The subsequent conference opened at the conservation center in November 2009, and in light of the passion that people from Singapore, Indonesia and Malaysia have for begonias, he arranged for Dr. Peng Ching-I of Academia Sinica to give a special lecture, and at the same time launched a cooperative seed stock exchange program.
During the conference, Li proposed organizing a seed scientist training course, whose trainees would include mainly Southeast Asian seed scholars and Taiwanese researchers in related fields. And in October 2010, experts from Taiwan and abroad will be invited to lecture on ferns.
"The seed scientist training course will help impoverished countries create their own plant databases and even conservation centers, which promises synergistic results in future international seed exchange and live transplant efforts," he says.
Li often races against the clock to save plants, applying his keen eye, long-range thinking and decisiveness. Under his pioneering leadership, the Dr. Cecilia Koo Botanic Conservation Center is fast becoming Asia's most abundant botanical garden and one of the world's most important tropical plant sanctuaries.
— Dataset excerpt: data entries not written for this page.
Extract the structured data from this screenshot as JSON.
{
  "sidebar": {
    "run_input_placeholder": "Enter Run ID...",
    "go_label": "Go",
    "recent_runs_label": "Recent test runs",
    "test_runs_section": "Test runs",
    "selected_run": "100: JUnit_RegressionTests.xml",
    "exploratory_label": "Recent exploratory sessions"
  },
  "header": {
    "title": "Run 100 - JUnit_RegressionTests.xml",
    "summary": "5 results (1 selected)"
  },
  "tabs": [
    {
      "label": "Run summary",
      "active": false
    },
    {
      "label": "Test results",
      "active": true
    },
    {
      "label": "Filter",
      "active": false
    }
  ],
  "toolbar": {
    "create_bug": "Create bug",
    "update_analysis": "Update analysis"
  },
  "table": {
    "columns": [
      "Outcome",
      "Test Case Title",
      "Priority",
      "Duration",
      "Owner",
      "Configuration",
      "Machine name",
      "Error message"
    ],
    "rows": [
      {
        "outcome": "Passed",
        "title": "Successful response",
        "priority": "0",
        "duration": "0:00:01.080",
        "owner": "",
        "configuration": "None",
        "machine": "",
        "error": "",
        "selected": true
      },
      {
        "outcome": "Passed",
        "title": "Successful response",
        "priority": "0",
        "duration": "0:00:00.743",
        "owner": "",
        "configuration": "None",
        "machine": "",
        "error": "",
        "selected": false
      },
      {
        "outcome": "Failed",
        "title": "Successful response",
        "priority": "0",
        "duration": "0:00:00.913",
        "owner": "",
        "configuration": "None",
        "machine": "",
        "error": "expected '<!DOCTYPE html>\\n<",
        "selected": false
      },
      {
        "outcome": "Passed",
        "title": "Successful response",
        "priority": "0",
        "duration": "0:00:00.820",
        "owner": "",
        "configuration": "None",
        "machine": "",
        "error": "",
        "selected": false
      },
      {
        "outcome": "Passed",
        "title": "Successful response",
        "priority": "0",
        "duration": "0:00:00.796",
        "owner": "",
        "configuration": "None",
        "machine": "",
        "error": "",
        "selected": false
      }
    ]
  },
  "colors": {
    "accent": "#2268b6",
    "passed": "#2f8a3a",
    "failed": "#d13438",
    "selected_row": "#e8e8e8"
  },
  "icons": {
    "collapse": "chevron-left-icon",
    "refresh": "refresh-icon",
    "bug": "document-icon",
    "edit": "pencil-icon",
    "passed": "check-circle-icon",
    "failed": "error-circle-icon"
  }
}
But as he hopes to maintain a viable global seed stock, Li's greatest dream is for all these plants to grow once again in their native habitats, living as nature intended, in a blossoming world.